Cyd Hoskinson / WJCT

Denver, Colorado-based Community Development Institute today took over the day-to-day management of Jacksonville's Head Start and Early Head Start programs.

The programs had been run by the Jacksonville Urban League until yesterday, when the federal Office of Head Start suspended the organization for a minimum of thirty days citing a pattern of safety violations at some of the child-development centers.

Tuesday, the Federal Government suspended the Jacksonville Urban League's management of Head Start and Early Head Start programs, citing potential health and safety risks for children and staff.

The decision came after Florida Department of Children and Families Northeast Regional Director David J. Abramowitz sent a letter to Urban League president Richard Danford, detailing a "consistent pattern of licensing violations indicating a disregard for the wellbeing of the children the facilities are to serve."

Cyd Hoskinson / WJCT

89.9 WJCT is participating in the American Graduate project supported by the Corporation for Public Broadcasting.  The goal of American Graduate is to reverse the national drop out crisis by identifying and then addressing the factors that cause students to leave school early.

"I’m Vivica Brown.  I’m the principal over our youth development programs as well as Weldon Academy which is at the old James Weldon Johnson Building.

Cyd Hoskinson / WJCT

School Superintendent Dr. Nikolai Vitti’s plan to create what he calls "a college going culture" in each of Duval County's public high schools may have to be scaled back if state lawmakers get their way.

Vitti wants more students to participate in the dual enrollment program where students can take college classes and earn college credits for free while they're still in high school.

More than half of Florida’s Hispanic and black students at state universities currently eligible for the state’s Bright Futures college scholarship would no longer qualify when new standards take effect on July 1, according to a University of South Florida analysis obtained by the Florida College Access Network.

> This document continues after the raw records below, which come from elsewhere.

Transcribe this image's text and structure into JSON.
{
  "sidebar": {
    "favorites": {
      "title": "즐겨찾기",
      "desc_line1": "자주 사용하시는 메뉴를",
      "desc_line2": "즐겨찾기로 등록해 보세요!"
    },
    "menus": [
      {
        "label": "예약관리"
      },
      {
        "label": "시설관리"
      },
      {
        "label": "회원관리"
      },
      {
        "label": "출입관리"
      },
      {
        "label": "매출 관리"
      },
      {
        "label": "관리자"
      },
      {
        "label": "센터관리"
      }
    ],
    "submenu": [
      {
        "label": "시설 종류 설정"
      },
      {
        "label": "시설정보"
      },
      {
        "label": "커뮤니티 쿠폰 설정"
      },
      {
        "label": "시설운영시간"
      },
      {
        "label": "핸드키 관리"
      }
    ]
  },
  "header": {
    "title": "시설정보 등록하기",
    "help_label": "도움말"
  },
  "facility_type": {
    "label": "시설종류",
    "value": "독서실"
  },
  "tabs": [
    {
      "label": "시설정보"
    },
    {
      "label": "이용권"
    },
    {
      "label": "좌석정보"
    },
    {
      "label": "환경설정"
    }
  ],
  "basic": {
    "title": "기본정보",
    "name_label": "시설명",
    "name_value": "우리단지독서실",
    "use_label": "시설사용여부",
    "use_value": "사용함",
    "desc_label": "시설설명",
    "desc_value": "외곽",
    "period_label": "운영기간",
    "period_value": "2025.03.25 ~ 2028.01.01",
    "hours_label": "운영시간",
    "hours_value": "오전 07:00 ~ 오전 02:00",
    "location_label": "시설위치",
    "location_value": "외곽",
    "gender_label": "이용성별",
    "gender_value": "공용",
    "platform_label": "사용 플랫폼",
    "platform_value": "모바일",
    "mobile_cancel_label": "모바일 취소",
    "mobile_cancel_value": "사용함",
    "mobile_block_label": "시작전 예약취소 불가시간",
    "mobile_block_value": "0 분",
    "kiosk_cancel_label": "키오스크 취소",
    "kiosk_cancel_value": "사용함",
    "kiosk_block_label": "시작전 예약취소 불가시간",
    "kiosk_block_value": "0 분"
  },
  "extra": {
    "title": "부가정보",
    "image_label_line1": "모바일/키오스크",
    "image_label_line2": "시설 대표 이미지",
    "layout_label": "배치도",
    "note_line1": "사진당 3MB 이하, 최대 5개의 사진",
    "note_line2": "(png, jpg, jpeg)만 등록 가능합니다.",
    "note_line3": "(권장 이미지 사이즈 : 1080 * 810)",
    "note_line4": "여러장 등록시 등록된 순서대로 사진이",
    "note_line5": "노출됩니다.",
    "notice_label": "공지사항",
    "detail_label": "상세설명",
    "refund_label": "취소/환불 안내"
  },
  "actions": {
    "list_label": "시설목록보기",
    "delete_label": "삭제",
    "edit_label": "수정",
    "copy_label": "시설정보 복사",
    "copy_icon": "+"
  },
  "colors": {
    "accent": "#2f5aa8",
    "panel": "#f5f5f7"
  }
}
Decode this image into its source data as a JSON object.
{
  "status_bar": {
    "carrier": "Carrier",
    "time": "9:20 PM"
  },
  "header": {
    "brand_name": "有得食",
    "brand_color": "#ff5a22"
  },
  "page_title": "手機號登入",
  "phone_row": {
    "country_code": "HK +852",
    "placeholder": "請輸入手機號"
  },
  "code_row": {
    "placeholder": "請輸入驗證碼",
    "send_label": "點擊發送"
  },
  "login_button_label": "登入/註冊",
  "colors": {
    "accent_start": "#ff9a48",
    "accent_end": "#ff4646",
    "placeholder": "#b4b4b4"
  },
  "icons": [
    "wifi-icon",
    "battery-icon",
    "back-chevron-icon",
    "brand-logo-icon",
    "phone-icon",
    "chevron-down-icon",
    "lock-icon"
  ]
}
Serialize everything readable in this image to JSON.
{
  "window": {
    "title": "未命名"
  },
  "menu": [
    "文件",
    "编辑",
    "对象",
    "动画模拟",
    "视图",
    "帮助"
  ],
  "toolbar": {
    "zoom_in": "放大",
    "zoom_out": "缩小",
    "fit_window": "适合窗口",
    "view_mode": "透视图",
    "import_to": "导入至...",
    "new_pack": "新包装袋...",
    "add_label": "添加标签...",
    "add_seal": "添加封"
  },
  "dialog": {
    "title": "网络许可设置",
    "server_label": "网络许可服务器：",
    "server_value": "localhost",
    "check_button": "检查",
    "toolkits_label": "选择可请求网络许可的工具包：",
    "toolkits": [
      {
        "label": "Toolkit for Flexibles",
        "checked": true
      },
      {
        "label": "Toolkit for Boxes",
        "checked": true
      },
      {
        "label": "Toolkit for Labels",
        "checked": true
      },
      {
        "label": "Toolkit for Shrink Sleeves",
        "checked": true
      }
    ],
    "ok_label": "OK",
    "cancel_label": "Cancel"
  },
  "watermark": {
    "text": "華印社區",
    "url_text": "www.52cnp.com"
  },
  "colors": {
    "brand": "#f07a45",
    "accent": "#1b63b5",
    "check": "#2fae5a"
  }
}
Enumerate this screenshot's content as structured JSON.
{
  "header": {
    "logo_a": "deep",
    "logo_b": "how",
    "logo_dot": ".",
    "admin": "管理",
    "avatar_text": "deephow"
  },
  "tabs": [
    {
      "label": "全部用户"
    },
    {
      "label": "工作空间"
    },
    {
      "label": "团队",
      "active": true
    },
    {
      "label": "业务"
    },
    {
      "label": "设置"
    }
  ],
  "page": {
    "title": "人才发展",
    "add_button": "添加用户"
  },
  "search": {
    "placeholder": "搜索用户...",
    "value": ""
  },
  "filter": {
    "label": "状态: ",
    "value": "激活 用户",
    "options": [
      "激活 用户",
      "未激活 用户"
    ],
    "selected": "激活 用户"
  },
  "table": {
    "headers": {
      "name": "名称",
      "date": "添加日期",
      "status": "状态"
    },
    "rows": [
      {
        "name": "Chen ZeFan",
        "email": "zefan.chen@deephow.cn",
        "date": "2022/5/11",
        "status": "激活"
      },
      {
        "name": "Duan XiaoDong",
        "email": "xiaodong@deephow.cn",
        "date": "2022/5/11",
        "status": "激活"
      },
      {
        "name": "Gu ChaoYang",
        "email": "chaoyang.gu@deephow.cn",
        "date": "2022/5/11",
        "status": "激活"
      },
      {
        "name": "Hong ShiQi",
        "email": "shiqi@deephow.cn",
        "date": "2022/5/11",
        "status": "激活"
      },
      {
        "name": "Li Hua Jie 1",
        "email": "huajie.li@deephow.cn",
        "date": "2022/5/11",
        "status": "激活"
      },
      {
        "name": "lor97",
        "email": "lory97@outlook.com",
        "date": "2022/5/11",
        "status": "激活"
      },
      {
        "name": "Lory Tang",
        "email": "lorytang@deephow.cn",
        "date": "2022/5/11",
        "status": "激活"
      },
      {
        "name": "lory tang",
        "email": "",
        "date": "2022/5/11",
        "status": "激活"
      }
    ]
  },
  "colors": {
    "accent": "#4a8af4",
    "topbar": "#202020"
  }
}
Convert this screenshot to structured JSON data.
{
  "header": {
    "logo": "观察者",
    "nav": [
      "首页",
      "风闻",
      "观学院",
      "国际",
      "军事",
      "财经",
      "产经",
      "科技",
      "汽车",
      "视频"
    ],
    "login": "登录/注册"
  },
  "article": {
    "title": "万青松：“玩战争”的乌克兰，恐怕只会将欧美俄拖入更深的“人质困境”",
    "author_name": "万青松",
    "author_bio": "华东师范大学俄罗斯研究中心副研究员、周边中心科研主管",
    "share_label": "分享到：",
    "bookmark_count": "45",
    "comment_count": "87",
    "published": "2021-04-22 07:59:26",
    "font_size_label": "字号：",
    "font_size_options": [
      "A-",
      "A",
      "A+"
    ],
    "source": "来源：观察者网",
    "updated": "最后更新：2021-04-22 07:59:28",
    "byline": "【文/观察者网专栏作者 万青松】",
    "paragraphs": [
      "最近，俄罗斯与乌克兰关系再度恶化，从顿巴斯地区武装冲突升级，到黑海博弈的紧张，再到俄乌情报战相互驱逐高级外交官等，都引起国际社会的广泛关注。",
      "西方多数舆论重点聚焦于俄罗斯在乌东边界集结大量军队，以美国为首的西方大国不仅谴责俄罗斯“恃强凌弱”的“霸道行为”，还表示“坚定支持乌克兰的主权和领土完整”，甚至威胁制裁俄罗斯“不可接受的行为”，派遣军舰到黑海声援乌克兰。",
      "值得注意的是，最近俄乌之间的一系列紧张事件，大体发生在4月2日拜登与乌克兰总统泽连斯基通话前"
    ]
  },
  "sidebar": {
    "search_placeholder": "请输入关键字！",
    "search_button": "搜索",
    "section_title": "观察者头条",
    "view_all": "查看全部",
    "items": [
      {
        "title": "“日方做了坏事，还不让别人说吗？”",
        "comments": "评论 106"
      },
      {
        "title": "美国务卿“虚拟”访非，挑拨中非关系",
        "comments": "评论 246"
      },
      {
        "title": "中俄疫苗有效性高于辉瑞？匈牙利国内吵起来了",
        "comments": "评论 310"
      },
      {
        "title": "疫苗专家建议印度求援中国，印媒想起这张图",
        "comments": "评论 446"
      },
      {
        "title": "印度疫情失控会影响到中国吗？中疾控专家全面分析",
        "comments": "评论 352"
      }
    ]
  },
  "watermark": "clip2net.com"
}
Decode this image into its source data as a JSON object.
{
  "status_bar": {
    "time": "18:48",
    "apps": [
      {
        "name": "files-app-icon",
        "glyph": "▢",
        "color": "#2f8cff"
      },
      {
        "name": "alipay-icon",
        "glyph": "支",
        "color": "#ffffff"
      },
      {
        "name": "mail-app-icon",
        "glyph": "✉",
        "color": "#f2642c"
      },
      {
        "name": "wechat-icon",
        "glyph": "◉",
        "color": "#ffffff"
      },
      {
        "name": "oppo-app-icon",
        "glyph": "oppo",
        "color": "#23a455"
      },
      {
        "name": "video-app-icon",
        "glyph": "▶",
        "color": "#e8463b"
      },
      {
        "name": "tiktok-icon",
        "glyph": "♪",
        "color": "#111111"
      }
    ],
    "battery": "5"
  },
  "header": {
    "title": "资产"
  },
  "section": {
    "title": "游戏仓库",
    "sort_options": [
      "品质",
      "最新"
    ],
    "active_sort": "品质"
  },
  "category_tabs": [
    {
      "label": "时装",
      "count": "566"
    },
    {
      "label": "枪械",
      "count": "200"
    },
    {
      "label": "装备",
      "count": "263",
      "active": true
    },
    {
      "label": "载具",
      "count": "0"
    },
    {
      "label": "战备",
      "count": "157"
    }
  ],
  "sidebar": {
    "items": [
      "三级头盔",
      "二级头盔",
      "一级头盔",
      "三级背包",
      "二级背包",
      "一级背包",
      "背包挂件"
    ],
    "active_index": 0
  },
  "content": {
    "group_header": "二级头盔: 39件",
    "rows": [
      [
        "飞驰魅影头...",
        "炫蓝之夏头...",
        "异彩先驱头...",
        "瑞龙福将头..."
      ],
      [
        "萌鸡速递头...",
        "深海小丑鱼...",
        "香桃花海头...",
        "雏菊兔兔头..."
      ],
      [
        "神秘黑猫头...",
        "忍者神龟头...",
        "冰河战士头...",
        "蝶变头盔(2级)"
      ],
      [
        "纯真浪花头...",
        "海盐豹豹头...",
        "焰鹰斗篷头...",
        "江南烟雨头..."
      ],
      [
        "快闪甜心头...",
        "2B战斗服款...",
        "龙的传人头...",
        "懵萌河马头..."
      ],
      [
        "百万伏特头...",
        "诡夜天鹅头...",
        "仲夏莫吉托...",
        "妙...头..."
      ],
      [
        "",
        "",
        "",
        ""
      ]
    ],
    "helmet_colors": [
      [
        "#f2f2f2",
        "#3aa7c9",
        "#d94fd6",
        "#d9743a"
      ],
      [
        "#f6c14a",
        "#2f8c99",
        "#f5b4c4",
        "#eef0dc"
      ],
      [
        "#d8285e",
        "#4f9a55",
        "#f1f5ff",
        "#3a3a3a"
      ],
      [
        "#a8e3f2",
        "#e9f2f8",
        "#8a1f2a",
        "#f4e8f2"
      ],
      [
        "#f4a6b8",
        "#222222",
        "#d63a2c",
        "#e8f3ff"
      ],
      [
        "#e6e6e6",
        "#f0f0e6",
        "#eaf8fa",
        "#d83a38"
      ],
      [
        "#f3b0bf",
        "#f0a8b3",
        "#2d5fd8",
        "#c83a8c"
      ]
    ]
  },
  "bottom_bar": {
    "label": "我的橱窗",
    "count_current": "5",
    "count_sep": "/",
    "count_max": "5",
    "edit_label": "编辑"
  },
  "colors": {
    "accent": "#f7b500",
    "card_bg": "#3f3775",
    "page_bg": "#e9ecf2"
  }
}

By comparison, about 40 percent of white and Asian students at state universities would no longer be eligible for the scholarship.